> TASK OBJECTIVE
Find the string "color" in the data, and copy out each line that has it.

> EXERCISE MATERIAL
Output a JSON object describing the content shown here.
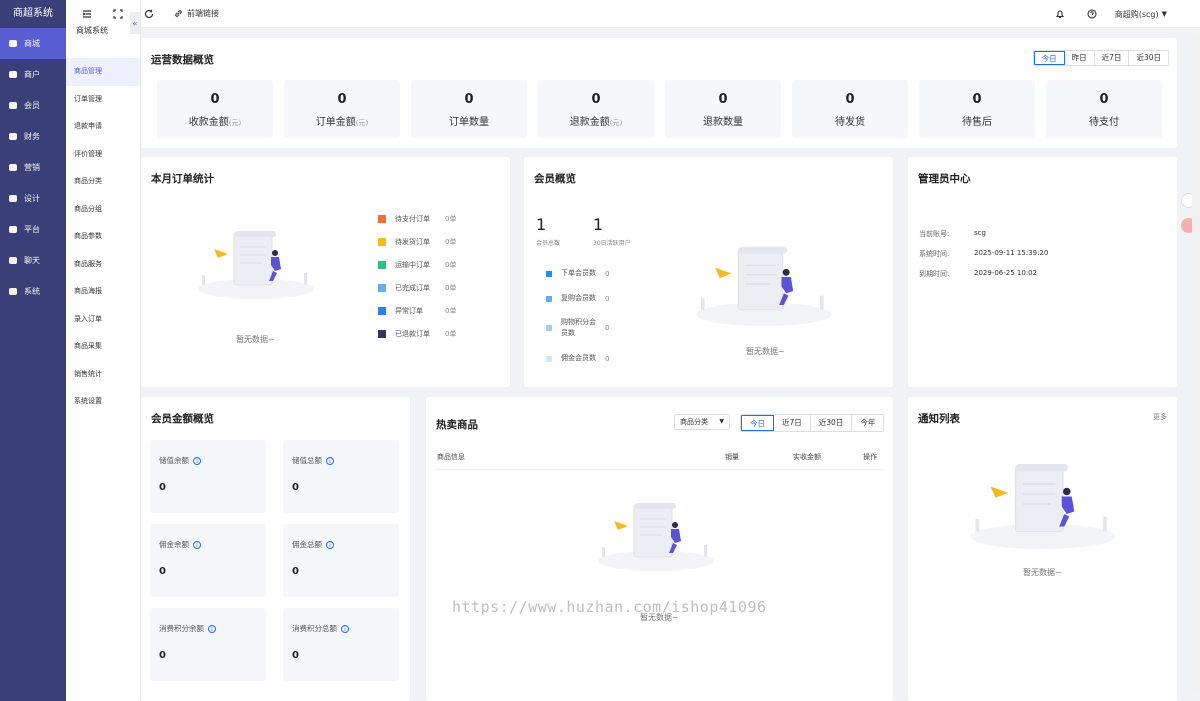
{
  "app": {
    "logo": "商超系统"
  },
  "nav": [
    {
      "label": "商城",
      "active": true
    },
    {
      "label": "商户"
    },
    {
      "label": "会员"
    },
    {
      "label": "财务"
    },
    {
      "label": "营销"
    },
    {
      "label": "设计"
    },
    {
      "label": "平台"
    },
    {
      "label": "聊天"
    },
    {
      "label": "系统"
    }
  ],
  "subnav": {
    "title": "商城系统",
    "collapse": "«",
    "items": [
      {
        "label": "商品管理",
        "active": true
      },
      {
        "label": "订单管理"
      },
      {
        "label": "退款申请"
      },
      {
        "label": "评价管理"
      },
      {
        "label": "商品分类"
      },
      {
        "label": "商品分组"
      },
      {
        "label": "商品参数"
      },
      {
        "label": "商品服务"
      },
      {
        "label": "商品海报"
      },
      {
        "label": "录入订单"
      },
      {
        "label": "商品采集"
      },
      {
        "label": "销售统计"
      },
      {
        "label": "系统设置"
      }
    ]
  },
  "topbar": {
    "link_label": "前端链接",
    "user": "商超购(scg)"
  },
  "overview": {
    "title": "运营数据概览",
    "ranges": [
      "今日",
      "昨日",
      "近7日",
      "近30日"
    ],
    "stats": [
      {
        "value": "0",
        "label": "收款金额",
        "unit": "(元)"
      },
      {
        "value": "0",
        "label": "订单金额",
        "unit": "(元)"
      },
      {
        "value": "0",
        "label": "订单数量",
        "unit": ""
      },
      {
        "value": "0",
        "label": "退款金额",
        "unit": "(元)"
      },
      {
        "value": "0",
        "label": "退款数量",
        "unit": ""
      },
      {
        "value": "0",
        "label": "待发货",
        "unit": ""
      },
      {
        "value": "0",
        "label": "待售后",
        "unit": ""
      },
      {
        "value": "0",
        "label": "待支付",
        "unit": ""
      }
    ]
  },
  "monthly": {
    "title": "本月订单统计",
    "empty": "暂无数据~",
    "legend": [
      {
        "label": "待支付订单",
        "count": "0单",
        "color": "#f07030"
      },
      {
        "label": "待发货订单",
        "count": "0单",
        "color": "#f8b820"
      },
      {
        "label": "运输中订单",
        "count": "0单",
        "color": "#30c080"
      },
      {
        "label": "已完成订单",
        "count": "0单",
        "color": "#60b0f0"
      },
      {
        "label": "异常订单",
        "count": "0单",
        "color": "#2f7ff0"
      },
      {
        "label": "已退款订单",
        "count": "0单",
        "color": "#2c3a60"
      }
    ]
  },
  "members": {
    "title": "会员概览",
    "total": "1",
    "total_label": "会员总数",
    "active": "1",
    "active_label": "30日活跃用户",
    "empty": "暂无数据~",
    "legend": [
      {
        "label": "下单会员数",
        "count": "0",
        "color": "#2a8cf0"
      },
      {
        "label": "复购会员数",
        "count": "0",
        "color": "#5eb0f5"
      },
      {
        "label": "购物积分会员数",
        "count": "0",
        "color": "#9ccdf5"
      },
      {
        "label": "佣金会员数",
        "count": "0",
        "color": "#cfe6fb"
      }
    ]
  },
  "admin": {
    "title": "管理员中心",
    "rows": [
      {
        "k": "当前账号:",
        "v": "scg"
      },
      {
        "k": "系统时间:",
        "v": "2025-09-11 15:39:20"
      },
      {
        "k": "到期时间:",
        "v": "2029-06-25 10:02"
      }
    ]
  },
  "amount": {
    "title": "会员金额概览",
    "info": "i",
    "boxes": [
      {
        "label": "储值余额",
        "value": "0"
      },
      {
        "label": "储值总额",
        "value": "0"
      },
      {
        "label": "佣金余额",
        "value": "0"
      },
      {
        "label": "佣金总额",
        "value": "0"
      },
      {
        "label": "消费积分余额",
        "value": "0"
      },
      {
        "label": "消费积分总额",
        "value": "0"
      }
    ]
  },
  "hot": {
    "title": "热卖商品",
    "category": "商品分类",
    "ranges": [
      "今日",
      "近7日",
      "近30日",
      "今年"
    ],
    "columns": [
      "商品信息",
      "销量",
      "实收金额",
      "操作"
    ],
    "empty": "暂无数据~"
  },
  "notice": {
    "title": "通知列表",
    "more": "更多",
    "empty": "暂无数据~"
  },
  "watermark": "https://www.huzhan.com/ishop41096"
}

> EXERCISE OUTPUT
        "color": "#f07030"
        "color": "#f8b820"
        "color": "#30c080"
        "color": "#60b0f0"
        "color": "#2f7ff0"
        "color": "#2c3a60"
        "color": "#2a8cf0"
        "color": "#5eb0f5"
        "color": "#9ccdf5"
        "color": "#cfe6fb"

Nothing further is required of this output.